**Data shown**
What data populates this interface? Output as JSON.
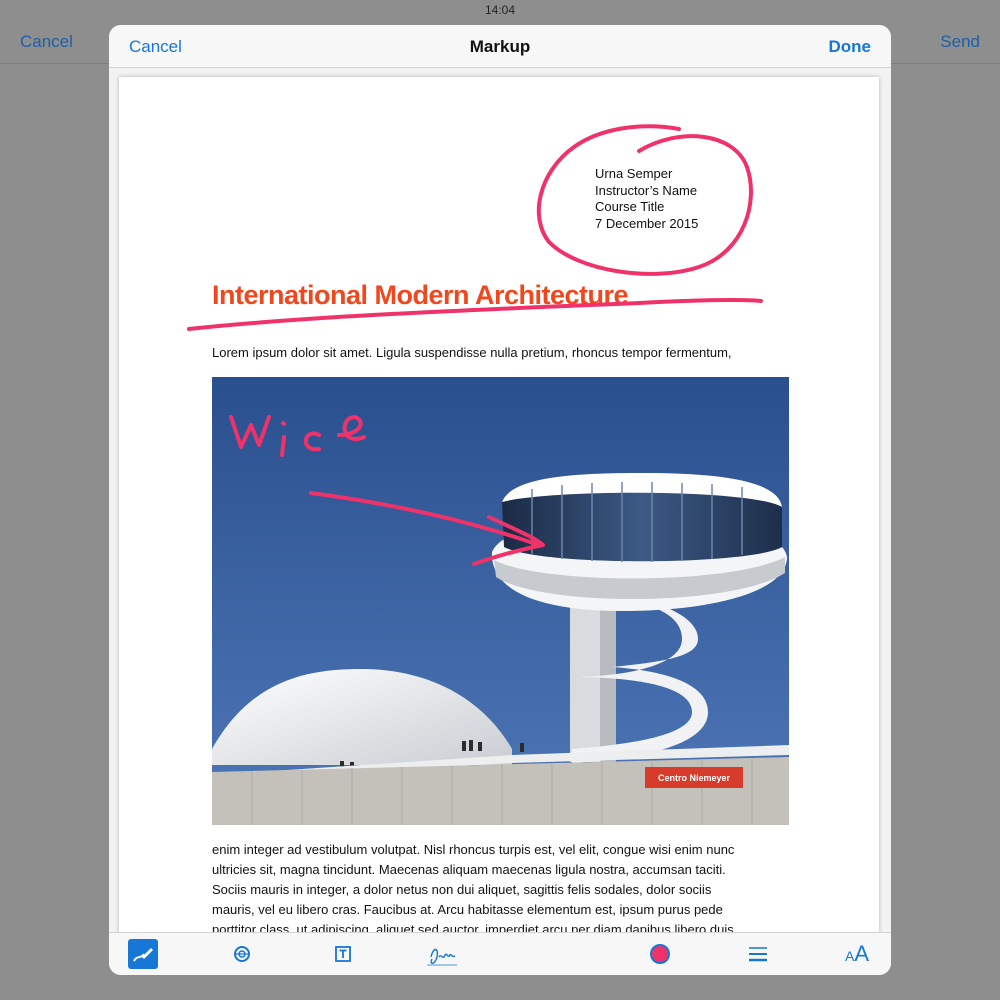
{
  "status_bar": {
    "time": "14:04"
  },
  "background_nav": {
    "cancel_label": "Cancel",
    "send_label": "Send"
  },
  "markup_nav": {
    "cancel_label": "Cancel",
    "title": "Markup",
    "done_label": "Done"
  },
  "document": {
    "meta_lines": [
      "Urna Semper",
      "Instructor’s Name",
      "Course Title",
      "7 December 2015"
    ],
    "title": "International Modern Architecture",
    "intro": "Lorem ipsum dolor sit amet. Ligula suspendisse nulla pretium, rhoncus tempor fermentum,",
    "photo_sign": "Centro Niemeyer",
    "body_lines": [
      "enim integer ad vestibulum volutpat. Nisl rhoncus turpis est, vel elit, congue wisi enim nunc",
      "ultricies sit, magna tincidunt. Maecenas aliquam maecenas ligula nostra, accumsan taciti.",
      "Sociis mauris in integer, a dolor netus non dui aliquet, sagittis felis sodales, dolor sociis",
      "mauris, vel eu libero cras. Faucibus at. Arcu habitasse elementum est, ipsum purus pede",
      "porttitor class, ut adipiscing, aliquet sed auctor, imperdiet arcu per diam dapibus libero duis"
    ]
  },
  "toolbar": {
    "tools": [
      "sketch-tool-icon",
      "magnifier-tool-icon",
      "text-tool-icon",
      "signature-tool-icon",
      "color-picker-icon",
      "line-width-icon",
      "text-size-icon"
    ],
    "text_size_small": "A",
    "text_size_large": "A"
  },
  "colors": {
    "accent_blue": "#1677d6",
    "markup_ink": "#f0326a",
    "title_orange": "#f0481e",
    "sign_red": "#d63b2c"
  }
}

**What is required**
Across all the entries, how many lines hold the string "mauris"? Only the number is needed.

**Response to the exercise**
2